In game theory, the Prisoner’s Dilemma explains why players don’t cooperate and screw each other over even when they would all benefit by cooperating. You can read about the theory here or you can see a real world application here.
Governor Rick Scott expressed his support this afternoon for expansion of Florida’s Medicaid program, describing the decision as a choice between “having Floridians pay to fund this program in other states while denying health care to our citizens — or using federal funding to help some of the poorest in our state with the Medicaid program as we explore other health-care reforms.”
The decision is a major reversal for Scott, whose 2010 electoral victory derived largely from his fight against the Obama health law. It apparently came after furious lobbying by Florida conservatives and Scott allies to keep him from breaking ranks.
Rick Scott wins. See, many states, following the SCOTUS ruling last summer, have told the administration to get bent. They aren’t going to accept temporary federal lucre to expand Medicaid. Texas, Iowa, Wisconsin and a whole bunch of other GOP led states decided not to expand the program under Obamacare. They will pay the Medicaid rate increases, but they won’t expand the reach of the welfare program.
In Florida, Rick Scott said he didn’t expect to expand it but held off making a decision. Now that he knows who will and who won’t expand, he has decided to take the federal money and expand the program.
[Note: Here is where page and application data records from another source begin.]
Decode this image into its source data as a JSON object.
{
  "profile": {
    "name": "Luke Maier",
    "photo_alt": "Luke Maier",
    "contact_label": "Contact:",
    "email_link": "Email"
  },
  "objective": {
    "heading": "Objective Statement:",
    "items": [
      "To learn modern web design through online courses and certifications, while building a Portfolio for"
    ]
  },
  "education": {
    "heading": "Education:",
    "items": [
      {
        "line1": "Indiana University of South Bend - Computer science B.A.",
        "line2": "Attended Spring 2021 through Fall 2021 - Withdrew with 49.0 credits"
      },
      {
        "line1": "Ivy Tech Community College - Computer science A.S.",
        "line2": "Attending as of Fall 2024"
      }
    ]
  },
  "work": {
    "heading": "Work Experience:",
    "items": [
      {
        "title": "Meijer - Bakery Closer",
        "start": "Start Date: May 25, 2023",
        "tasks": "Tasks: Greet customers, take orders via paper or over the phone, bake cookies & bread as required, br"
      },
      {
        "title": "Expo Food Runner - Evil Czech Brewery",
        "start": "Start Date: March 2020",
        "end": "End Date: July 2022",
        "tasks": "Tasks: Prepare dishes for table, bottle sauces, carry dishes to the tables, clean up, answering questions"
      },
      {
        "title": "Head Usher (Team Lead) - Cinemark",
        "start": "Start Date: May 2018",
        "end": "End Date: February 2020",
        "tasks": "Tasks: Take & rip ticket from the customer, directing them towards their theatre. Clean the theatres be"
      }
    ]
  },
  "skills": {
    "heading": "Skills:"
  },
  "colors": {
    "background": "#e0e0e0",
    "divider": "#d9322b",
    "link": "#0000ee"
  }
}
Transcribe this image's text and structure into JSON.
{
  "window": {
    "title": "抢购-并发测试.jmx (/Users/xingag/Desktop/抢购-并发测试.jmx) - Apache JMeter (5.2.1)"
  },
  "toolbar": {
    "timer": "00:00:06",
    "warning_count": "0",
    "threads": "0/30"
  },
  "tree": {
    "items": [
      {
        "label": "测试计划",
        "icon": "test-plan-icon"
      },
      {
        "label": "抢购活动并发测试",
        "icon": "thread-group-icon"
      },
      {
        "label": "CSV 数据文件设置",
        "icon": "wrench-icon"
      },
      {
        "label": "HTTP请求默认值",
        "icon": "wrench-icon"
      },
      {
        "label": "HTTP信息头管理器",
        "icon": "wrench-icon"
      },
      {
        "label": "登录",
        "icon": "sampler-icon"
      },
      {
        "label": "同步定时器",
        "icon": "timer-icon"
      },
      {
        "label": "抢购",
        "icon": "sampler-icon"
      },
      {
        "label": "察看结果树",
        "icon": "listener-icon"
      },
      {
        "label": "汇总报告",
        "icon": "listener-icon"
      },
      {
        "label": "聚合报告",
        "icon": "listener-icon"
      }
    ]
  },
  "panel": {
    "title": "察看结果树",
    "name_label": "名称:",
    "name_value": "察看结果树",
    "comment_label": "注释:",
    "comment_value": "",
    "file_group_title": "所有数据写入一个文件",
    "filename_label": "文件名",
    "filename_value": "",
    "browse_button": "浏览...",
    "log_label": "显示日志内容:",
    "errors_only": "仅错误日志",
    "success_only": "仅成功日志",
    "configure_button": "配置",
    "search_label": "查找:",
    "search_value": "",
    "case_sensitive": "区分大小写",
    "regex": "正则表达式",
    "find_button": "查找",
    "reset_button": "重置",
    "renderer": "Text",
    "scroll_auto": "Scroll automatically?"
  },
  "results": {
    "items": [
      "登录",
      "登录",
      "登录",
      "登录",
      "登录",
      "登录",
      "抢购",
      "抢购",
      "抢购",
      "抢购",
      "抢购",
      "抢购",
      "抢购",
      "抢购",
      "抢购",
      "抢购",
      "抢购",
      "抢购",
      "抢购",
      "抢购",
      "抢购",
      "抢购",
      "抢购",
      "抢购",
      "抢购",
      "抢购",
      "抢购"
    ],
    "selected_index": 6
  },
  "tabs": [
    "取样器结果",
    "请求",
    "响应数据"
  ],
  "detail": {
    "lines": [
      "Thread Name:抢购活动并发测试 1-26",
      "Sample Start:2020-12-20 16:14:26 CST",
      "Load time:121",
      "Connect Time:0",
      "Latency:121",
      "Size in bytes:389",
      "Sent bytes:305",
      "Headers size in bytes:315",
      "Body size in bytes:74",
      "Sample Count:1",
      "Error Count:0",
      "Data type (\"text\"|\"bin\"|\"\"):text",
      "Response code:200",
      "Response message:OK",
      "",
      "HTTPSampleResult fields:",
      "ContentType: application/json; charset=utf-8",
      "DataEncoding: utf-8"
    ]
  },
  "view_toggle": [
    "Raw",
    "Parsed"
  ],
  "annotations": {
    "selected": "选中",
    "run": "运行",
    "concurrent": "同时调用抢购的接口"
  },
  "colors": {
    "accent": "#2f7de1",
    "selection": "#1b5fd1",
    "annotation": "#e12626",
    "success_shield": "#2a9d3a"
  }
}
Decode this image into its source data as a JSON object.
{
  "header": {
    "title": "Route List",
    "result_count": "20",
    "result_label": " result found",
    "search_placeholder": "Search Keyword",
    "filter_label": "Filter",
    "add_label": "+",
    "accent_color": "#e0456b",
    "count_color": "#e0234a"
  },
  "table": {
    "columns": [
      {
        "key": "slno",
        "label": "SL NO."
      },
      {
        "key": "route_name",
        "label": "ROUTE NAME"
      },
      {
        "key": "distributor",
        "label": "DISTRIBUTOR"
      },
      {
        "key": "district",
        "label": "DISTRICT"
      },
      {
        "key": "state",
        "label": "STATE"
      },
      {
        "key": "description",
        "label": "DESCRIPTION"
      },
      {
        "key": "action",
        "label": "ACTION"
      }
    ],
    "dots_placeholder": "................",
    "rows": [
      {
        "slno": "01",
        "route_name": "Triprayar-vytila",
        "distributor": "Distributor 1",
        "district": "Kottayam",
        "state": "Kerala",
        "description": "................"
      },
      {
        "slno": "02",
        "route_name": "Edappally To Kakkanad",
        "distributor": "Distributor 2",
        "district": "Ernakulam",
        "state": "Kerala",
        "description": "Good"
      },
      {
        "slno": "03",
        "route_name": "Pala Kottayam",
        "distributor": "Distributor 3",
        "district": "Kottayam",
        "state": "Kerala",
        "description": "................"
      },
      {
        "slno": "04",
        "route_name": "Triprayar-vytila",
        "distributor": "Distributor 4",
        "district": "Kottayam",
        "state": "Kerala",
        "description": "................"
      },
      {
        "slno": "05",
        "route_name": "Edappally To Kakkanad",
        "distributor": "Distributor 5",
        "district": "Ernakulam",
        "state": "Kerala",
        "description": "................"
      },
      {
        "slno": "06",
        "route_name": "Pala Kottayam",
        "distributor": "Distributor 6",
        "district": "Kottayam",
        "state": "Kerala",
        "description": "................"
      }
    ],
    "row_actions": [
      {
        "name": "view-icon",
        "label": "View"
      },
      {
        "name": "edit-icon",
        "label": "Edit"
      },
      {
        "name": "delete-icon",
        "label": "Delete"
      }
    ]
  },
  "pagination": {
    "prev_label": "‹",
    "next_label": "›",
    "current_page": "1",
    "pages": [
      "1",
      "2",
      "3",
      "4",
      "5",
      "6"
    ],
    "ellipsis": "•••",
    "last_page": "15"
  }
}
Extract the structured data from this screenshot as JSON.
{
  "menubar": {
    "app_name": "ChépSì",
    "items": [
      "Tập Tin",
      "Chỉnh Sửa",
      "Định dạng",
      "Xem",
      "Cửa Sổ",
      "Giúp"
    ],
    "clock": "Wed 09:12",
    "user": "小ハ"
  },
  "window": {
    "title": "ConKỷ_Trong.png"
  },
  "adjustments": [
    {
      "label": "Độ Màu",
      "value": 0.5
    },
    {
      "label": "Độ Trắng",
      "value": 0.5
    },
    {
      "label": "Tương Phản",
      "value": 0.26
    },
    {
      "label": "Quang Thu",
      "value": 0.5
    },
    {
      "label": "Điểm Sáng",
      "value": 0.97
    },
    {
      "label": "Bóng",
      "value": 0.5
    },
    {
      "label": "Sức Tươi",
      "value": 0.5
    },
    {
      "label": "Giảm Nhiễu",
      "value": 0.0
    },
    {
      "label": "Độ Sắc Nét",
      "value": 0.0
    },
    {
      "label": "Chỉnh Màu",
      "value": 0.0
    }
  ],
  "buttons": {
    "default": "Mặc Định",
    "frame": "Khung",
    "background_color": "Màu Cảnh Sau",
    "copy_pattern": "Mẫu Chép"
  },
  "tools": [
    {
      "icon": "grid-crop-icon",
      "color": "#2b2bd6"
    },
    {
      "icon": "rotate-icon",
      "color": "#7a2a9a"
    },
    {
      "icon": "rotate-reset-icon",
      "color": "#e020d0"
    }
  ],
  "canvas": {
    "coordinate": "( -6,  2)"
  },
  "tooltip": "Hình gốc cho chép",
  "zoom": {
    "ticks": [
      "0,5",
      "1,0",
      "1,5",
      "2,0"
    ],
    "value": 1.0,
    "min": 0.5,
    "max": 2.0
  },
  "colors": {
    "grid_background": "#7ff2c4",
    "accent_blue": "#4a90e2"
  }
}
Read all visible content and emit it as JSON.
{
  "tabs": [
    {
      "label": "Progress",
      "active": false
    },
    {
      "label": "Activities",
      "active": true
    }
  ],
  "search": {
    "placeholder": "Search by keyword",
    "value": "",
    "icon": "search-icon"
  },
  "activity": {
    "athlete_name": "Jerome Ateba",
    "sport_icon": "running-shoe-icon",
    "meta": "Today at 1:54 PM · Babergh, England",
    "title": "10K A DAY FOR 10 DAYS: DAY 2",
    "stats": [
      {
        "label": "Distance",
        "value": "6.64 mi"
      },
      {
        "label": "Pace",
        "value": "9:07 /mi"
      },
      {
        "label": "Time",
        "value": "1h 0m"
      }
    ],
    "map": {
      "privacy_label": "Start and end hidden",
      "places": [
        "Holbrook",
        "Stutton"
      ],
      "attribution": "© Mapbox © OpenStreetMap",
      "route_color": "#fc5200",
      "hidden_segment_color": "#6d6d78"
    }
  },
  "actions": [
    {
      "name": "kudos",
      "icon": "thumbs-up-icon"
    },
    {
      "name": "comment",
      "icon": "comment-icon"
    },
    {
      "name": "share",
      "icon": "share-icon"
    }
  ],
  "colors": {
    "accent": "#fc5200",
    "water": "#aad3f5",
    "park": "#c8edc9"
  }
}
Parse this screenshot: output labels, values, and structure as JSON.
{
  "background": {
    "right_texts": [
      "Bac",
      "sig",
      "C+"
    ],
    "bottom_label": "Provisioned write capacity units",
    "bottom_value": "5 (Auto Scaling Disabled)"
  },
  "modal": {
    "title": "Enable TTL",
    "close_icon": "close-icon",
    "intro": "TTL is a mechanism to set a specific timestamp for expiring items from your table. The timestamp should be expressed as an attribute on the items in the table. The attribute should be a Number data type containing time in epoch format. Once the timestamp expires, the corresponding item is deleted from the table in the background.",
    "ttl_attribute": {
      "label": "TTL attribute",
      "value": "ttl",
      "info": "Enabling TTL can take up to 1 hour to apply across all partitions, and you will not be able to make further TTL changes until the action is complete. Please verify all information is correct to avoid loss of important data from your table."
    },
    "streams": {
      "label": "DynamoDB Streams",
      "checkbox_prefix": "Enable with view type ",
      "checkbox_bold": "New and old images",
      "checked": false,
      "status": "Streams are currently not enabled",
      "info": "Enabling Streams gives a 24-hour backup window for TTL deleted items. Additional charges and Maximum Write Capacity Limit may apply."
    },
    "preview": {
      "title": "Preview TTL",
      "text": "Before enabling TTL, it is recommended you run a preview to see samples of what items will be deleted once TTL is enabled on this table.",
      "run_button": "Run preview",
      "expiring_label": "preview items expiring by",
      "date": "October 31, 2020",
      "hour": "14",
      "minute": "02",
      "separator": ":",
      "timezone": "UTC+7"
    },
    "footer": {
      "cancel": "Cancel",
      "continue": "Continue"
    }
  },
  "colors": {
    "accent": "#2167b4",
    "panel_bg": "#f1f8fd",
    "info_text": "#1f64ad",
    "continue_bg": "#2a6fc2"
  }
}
This, then, represents a direct transfer of wealth to Florida from Texas, Iowa, Wisconsin and a whole bunch of other GOP led states. At this point, according to the theory behind the Prisoner’s Dilemma, all the states that said they wouldn’t expand Medicaid should reverse their decision. After all, why should Wisconsin, for example, send tax dollars to Florida? Reversal would be a rational choice.
In this way Rick Scott, by being the first prisoner to “cave in and confess”, hands Obama and Obamacare a huge victory.
This is why socialism creeps. Even Conservatives want the money and are willing to roll over to get it.
Interesting side note; the Prisoner’s Dilemma usually leads to another economic principal: The Tragedy of the Commons.